“Technological change is largely inevitable and impossible to stop. Short of closing borders and halting communications, an economy cannot turn its back on progress.” – Ben Horowitz
Advances in technology have historically displaced certain types of work. For example 40% of the population in developed countries was engaged in agriculture 100 years ago. That number is now down to single digits, while at the same time agriculture production volumes has increased manifold. Even though way back in 1930, John Maynard Keynes cautioned against “technological unemployment”- where discovery of means of economizing the use of labor outpacing new uses for labor; in the past, technological advances have always led to a net increase in jobs. Industrialization did not end up eliminating the need for human workers- the bank teller’s job was redefined with the advent of ATMs. Agreed that labor pools had to continuously adjust, but on the whole, it created employment opportunities sufficient to employ 20th century’s burgeoning population.
The Fourth Industrial Revolution-
The first industrial revolution was spurred by use of steam powered machinery, the second replaced steam and water with electricity, and the third was the information technology revolution. Today however, we are at a tipping point- the beginning of a fourth Industrial revolution as some may call, which involves the confluence, at speed, of previously disparate technologies such as artificial intelligence, machine learning, robotics, genetics, biotechnology, and nanotech- all working in unison to solve diverse challenges facing us. Smart systems—homes, factories, farms, grids or entire cities—will help tackle problems ranging from supply chain management to climate change.
On their own, each technology has the power to change business activity the way we know it. In convergence, they have the potential to change the world- economy, society, businesses, and the workforce. Taken together, these technologies can seriously boost efficiency while eliminating many existing jobs, and at the same time, creating new categories of jobs. The skill sets required in both old and new occupations will change in most industries and transform how and where people work. At the same time, it is not only technology that will impact work. Other socioeconomic drivers such as change in work environments (more flexibility, on-demand work, and remote work), a growing middle class, and urbanization in emerging markets, demographic patterns and globalization will have their say as well.
While technological innovation invariably leads to greater productivity and prosperity, the speed of change in the case of the Fourth Industrial revolution, will put extraordinary stress on an evolving labor pool.
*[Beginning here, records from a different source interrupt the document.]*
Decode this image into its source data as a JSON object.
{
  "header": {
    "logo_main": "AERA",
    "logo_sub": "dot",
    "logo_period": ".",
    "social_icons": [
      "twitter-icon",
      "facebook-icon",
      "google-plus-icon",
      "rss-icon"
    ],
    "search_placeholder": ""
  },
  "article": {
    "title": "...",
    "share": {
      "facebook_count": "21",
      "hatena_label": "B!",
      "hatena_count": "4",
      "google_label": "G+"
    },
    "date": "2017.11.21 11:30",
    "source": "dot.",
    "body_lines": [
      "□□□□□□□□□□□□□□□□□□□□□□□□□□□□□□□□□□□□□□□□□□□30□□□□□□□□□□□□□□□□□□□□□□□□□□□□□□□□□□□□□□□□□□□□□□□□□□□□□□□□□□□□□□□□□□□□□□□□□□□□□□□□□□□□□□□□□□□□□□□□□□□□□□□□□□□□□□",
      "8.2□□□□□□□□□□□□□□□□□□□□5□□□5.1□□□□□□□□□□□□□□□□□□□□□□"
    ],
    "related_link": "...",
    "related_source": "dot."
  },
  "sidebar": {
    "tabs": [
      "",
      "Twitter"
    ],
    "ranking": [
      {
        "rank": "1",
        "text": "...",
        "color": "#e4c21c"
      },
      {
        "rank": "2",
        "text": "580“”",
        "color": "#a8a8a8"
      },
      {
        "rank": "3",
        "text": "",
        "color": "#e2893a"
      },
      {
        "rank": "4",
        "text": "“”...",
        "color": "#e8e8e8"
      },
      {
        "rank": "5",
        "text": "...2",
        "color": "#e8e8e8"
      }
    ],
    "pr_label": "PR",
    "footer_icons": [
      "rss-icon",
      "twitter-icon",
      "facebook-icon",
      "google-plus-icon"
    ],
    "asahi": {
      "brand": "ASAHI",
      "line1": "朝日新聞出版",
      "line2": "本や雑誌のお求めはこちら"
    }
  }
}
Without putting in an action plan today to manage the labor shifts and build a future-ready workforce, governments may have to deal with ever-growing unemployment and income inequality, and businesses with lower demand due to reducing consumer base.
Further, these efforts are required not only to handle risks of the pervasive technology and socioeconomic shifts underway but also to make the most of the opportunities presented by the Fourth Industrial Revolution. The talent to manage, shape and lead the changes underway will be in short supply unless we take action today to develop it.
Key Questions for India
- How will the Fourth Industrial Revolution- technology shifts in tandem with socioeconomic trends play out?
- Will automation replace routine, repetitive tasks and allow people to focus on more meaningful, creative work? Will some jobs vanish eg contact centers?
- Will it increase global unemployment? If yes, will it cause business demand to shrink because of lower disposable incomes?
- Are we looking at a dystopian future with hyper income inequality?
- How will it impact different sectors of the Indian economy – agriculture, services, manufacturing, SMBs and resultant impact on existing jobs and new job creation. Given relatively low levels of technology adoption, will some sectors have a longer gestation period.
- How does it impact the Indian citizen – Will it leave to significant improvement in productivity and quality of life?
- With demographic shifts and an ageing population across key markets, can India be the skill partner for the world. What would be key skills in demand and what are the reskilling imperatives?
- How will the skill set requirements for technology jobs change? How will supply pools adapt to changing demand?
The future of jobs is on NASSCOM Research’s agenda for the year. If you would like to share your thoughts on the topic, feel free to reach out to me